(Collected data entries)
== Segment start ==

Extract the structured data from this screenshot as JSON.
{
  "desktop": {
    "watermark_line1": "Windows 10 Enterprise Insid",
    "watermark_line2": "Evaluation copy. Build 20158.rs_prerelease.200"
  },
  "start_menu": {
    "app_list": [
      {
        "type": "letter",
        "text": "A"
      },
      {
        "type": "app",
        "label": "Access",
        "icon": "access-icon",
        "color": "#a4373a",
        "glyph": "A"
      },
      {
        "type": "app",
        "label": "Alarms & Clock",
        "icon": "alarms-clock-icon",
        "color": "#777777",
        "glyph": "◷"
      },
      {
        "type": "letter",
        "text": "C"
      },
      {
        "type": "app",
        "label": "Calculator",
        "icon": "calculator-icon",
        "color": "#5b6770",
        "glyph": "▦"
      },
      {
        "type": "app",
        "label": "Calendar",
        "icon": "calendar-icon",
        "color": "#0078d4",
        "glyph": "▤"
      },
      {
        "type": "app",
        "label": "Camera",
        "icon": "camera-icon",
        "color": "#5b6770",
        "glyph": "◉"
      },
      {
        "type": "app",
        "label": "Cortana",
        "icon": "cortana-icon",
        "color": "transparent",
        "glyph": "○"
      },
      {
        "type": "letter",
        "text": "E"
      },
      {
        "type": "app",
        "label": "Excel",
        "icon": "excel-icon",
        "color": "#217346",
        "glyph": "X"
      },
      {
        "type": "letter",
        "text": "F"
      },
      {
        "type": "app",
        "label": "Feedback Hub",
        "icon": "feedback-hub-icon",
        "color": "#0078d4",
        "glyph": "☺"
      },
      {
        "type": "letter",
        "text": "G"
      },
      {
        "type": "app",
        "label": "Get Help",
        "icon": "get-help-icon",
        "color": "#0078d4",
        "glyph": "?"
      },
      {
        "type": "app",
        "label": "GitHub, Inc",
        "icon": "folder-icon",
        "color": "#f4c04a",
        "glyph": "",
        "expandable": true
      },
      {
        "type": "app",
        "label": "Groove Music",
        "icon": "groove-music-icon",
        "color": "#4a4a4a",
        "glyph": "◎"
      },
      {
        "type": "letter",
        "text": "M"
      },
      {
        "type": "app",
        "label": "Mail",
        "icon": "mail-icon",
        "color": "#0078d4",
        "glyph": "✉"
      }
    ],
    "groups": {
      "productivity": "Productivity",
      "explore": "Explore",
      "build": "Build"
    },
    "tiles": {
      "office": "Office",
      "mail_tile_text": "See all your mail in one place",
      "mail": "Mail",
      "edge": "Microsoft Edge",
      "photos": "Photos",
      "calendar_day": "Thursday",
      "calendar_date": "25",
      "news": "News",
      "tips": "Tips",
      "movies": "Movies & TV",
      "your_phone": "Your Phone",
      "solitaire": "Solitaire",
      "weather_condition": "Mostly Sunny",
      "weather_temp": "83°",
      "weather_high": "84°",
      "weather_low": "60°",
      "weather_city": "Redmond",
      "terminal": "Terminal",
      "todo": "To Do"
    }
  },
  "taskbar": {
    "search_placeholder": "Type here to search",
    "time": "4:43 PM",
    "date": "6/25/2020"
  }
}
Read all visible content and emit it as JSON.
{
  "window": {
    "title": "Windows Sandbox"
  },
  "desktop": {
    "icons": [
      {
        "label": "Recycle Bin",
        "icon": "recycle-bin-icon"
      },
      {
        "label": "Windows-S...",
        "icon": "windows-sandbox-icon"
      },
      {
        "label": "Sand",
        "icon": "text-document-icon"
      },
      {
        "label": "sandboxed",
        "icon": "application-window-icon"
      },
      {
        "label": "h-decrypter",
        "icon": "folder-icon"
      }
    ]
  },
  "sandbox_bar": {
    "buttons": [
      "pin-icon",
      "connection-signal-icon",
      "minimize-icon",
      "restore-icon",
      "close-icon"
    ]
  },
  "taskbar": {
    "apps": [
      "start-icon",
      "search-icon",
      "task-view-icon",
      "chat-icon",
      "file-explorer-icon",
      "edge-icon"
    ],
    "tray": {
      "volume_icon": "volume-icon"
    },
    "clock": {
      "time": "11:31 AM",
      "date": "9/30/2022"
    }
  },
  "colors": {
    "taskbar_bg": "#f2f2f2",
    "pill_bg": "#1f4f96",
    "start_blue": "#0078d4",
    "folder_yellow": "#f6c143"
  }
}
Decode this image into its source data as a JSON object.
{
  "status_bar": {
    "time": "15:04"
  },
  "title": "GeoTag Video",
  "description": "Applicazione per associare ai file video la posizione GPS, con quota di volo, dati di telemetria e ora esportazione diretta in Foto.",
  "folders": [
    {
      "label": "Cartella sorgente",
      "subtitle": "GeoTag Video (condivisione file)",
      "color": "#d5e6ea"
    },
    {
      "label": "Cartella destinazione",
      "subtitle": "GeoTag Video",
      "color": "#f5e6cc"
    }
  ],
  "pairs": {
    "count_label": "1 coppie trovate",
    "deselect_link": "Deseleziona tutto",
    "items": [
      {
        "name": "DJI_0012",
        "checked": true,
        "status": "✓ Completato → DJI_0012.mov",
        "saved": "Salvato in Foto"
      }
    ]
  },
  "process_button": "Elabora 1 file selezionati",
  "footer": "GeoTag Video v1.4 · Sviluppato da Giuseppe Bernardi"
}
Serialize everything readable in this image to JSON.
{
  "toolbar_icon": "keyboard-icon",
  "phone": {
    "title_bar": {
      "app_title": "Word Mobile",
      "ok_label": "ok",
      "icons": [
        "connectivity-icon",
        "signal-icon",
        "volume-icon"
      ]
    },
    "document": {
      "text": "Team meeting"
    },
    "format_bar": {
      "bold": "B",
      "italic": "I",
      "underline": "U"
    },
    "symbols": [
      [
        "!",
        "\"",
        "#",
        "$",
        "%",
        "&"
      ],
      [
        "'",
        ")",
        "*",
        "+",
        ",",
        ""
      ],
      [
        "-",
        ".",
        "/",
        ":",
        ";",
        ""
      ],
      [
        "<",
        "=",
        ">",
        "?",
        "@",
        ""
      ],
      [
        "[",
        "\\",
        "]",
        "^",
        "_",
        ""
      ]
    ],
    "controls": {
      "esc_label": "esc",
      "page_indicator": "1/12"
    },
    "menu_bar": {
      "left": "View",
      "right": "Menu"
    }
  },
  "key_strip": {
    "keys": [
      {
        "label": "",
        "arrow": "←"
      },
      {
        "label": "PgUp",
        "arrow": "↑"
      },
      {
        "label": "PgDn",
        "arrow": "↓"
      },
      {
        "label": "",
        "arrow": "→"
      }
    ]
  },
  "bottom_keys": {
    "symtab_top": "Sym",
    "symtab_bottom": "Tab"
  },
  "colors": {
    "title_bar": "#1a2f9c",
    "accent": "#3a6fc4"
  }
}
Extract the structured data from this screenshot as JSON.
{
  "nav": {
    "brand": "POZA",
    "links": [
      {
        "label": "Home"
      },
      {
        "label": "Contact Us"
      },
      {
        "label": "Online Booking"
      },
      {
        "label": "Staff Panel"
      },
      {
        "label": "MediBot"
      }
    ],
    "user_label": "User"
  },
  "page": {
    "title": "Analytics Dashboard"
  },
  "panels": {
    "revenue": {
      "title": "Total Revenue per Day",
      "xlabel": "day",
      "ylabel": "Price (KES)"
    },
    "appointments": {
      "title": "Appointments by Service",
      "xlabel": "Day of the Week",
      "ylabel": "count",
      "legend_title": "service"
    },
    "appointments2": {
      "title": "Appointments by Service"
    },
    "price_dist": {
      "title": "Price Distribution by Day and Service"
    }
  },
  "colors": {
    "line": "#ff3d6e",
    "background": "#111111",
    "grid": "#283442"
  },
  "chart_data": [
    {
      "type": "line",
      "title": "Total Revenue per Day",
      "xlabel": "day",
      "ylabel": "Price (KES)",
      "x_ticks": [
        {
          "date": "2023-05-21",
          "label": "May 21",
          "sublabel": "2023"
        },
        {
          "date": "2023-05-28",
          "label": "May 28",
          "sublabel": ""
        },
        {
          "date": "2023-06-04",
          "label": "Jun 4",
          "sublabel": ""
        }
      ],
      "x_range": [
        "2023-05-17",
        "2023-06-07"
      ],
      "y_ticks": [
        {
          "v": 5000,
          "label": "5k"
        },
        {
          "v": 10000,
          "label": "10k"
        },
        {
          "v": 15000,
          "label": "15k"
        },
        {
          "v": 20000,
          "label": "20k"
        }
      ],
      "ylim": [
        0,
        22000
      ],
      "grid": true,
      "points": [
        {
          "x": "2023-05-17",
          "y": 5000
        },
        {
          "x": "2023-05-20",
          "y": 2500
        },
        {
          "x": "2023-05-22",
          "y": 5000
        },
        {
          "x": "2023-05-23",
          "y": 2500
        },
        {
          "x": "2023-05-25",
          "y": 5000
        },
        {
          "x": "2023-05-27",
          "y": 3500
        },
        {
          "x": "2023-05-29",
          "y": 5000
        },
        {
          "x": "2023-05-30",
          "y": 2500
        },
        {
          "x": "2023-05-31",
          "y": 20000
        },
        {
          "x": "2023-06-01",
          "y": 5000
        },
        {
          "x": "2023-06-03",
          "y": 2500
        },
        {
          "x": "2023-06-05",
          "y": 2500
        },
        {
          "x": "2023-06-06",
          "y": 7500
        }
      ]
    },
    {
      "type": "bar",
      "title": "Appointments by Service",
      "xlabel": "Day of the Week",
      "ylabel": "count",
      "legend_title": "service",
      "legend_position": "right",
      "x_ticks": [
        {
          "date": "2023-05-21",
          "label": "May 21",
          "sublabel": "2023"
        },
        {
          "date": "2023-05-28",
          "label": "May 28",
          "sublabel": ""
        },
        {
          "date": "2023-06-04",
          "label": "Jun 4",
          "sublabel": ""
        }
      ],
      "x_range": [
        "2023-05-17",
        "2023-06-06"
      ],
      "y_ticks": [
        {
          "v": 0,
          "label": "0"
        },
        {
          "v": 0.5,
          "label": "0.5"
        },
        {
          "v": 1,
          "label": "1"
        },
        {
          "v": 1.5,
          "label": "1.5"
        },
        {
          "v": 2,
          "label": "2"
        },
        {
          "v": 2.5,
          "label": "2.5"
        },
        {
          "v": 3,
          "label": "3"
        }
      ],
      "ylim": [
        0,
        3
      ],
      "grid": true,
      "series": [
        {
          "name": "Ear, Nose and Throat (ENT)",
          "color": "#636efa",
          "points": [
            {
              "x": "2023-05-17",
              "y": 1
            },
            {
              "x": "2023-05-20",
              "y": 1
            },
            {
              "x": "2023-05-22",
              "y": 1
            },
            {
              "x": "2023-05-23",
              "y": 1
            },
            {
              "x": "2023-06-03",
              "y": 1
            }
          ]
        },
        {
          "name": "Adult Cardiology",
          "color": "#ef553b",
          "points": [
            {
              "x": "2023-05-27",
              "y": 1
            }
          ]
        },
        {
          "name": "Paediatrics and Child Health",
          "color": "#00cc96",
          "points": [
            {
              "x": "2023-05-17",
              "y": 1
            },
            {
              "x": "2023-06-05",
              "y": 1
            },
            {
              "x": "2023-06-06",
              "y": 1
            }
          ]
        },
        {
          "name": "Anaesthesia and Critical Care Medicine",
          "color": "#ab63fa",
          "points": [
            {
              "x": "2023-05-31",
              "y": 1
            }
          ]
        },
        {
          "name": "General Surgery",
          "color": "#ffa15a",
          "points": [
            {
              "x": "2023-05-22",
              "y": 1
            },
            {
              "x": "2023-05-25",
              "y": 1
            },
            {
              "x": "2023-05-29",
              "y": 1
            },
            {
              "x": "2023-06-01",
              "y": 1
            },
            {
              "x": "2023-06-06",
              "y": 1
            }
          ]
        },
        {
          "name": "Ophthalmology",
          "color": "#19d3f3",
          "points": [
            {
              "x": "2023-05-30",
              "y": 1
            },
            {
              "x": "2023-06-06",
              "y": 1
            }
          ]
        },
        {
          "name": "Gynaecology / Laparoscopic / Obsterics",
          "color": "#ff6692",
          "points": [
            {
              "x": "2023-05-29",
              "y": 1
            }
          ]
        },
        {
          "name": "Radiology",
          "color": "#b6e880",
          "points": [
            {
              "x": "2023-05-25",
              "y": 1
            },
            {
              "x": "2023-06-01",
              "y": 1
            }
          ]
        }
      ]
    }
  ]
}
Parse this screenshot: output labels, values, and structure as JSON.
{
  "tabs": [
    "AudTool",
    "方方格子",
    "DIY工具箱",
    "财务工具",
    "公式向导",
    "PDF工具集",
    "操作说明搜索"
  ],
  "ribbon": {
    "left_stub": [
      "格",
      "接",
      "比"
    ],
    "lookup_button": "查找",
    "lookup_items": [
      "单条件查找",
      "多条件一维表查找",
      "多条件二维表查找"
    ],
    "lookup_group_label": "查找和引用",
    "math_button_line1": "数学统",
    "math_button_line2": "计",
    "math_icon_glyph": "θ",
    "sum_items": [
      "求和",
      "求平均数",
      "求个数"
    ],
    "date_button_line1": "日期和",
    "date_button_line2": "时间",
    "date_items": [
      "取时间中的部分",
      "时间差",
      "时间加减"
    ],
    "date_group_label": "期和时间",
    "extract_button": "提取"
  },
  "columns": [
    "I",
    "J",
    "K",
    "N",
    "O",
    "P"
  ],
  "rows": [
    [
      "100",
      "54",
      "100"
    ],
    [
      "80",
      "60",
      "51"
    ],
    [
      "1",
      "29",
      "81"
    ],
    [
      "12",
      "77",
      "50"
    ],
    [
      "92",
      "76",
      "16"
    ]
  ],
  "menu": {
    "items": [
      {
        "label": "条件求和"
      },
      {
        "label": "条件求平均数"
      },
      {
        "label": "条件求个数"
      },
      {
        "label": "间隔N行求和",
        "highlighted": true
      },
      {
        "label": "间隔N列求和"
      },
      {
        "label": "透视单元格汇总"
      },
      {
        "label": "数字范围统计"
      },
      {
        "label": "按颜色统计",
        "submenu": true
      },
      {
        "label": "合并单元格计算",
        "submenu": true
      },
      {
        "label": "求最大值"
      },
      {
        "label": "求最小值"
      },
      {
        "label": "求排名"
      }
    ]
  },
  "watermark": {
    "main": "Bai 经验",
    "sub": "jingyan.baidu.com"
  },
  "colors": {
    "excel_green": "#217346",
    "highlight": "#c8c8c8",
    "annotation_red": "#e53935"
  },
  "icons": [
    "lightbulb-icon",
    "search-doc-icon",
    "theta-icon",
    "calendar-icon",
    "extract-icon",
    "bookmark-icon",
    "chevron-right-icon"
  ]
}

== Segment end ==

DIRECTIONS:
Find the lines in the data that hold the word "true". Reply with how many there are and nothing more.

REPLY TO THE TASK:
7